> **WORK REQUIRED**: What is the number of lines in the data below that hold the word "chevron"? Give nothing beyond that number.

Records from a data collection:
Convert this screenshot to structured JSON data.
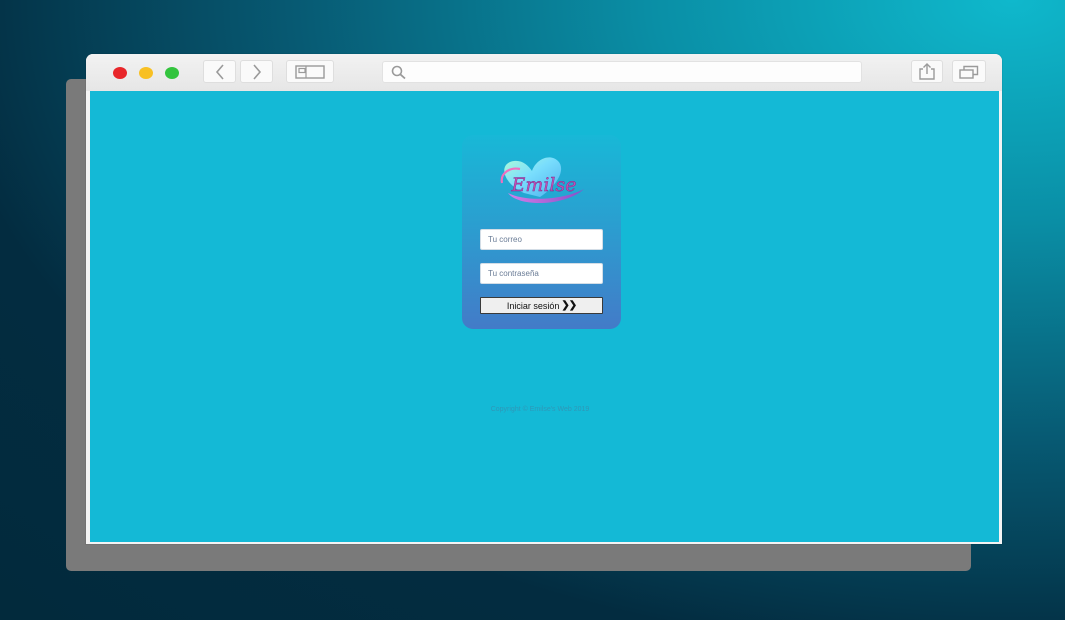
{
  "browser": {
    "traffic_lights": [
      "close",
      "minimize",
      "maximize"
    ],
    "nav_icons": {
      "back": "chevron-left-icon",
      "forward": "chevron-right-icon",
      "sidebar": "sidebar-icon",
      "search": "search-icon",
      "share": "share-icon",
      "tabs": "tabs-icon"
    },
    "address_bar_value": ""
  },
  "login": {
    "logo_text": "Emilse",
    "email_placeholder": "Tu correo",
    "password_placeholder": "Tu contraseña",
    "submit_label": "Iniciar sesión",
    "submit_icon": "double-chevron-right-icon"
  },
  "footer": {
    "copyright": "Copyright © Emilse's Web 2019"
  },
  "colors": {
    "page_background": "#14b9d6",
    "card_top": "#18b8d7",
    "card_bottom": "#437bc8",
    "close": "#e8262a",
    "minimize": "#f8c023",
    "maximize": "#33c43e"
  }
}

> **RESPONSE**: 3